This work, in press in Science Translational Medicine and pre-published on Monday, December 7, 2020, on the Science Translational Medicine journal website, shows that the IgA antibody response plays a critical role in neutralizing the SARS-CoV-2 virus early and particularly effectively.
IgA antibodies play an essential role in protecting the body’s mucous membranes, particularly the respiratory tract. It was therefore logical to study this particular antibody response in patients infected with SARS-CoV-2. Researchers and clinicians affiliated with the CIMI Research Centre (Sorbonne University and Inserm) in collaboration with several clinical services of the APHP-Sorbonne University and teams from the Pasteur Institute, show that the IgA response plays a primordial role in neutralising the SARS-CoV-2 virus early and particularly effectively.
Somewhat surprisingly, IgA antibodies are often the first detectable virus-specific antibodies. This is an unusual profile, as immunological dogma dictates that the IgM response is dominant upon encountering an unknown pathogen. The virus-induced stimulation induces a very large expansion of young IgA antibody-secreting cells (plasmablasts) that circulate between the blood and the mucous membranes in which they are able to reside. However, this IgA antibody response is slowly declining, including in the saliva.
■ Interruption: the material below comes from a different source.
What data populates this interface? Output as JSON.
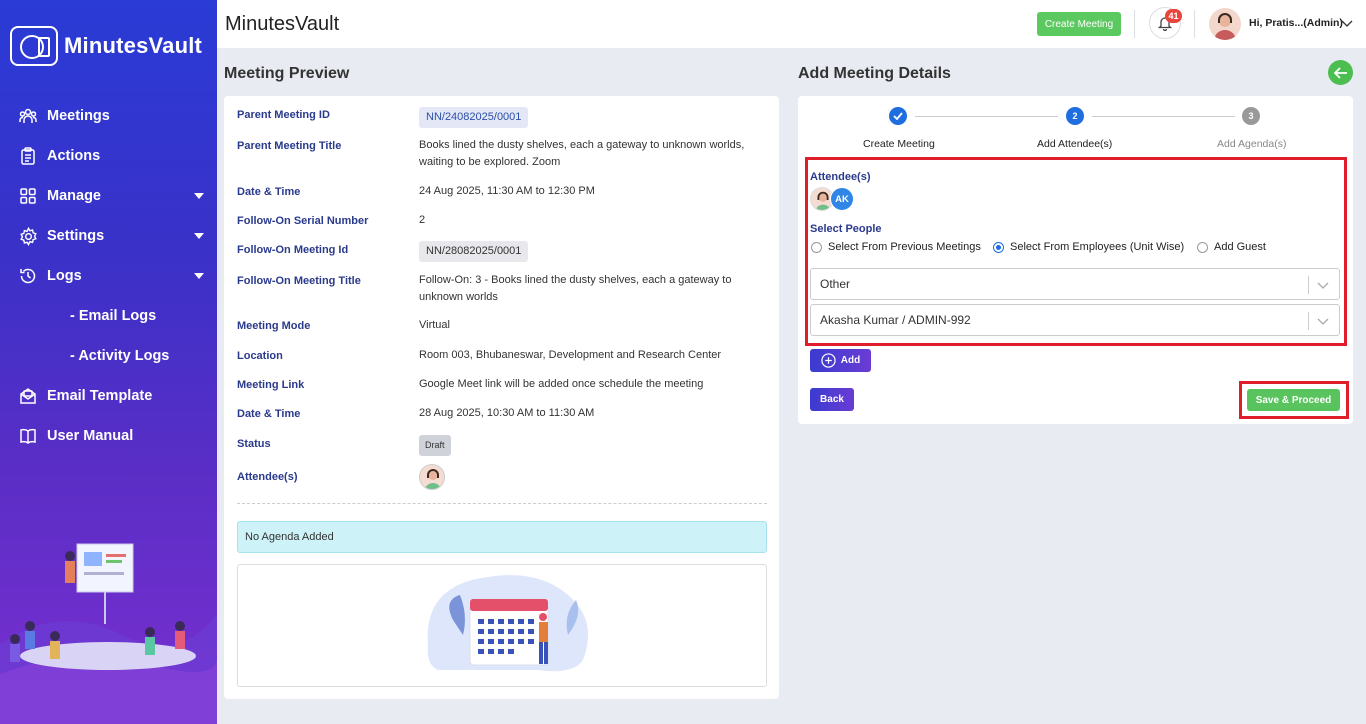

The teams in charge of this work show that in the first few weeks after infection, IgA antibodies do most of the work of neutralising the virus. The level of these antibodies rapidly decreases in the blood and becomes weakly detectable in most subjects 30 days after the onset of symptoms. However, these antibodies remain detectable and active in saliva for a longer period of time (up to 73 days after the onset of symptoms) although this level of local protection also appears to decline slowly. In a subgroup of patients with a mild ambulatory form, it is reported that approximately 6 months after counting, the saliva no longer exerts a neutralising effect on the virus. These preliminary results on saliva do not necessarily imply a lack of protection at the tissue level, especially in patients with a more severe form of the disease.
In conclusion, this work highlights the potent protective character of IgA. It raises the question of the possible role of secretory IgA in limiting virus transmission. It will therefore be interesting to evaluate to what extent the various vaccines that will soon be widely available could induce, or not, a systemic or even mucosal IgA response. If necessary, it could be envisaged to eventually include a local stimulation in our vaccine strategies, in the form of local nebulisations for example.
IgA dominates the early neutralizing antibody response to SARS-CoV-2 : D. Sterlin, A. Mathian, M. Miyara, A. Mohr, F. Anna, L. Claër, P. Quentric, J. Fadlallah, H. Devilliers, P. Ghillani, C. Gunn, R. Hockett, S. Mudumba, A. Guihot, C-E. Luyt, J. Mayaux, A. Beurton, S. Fourati, T. Bruel, O. Schwartz, J-M. Lacorte, H. Yssel, C. Parizot, K. Dorgham, P. Charneau, Z. Amoura, G. Gorochov. Science Translational Medicine, in press.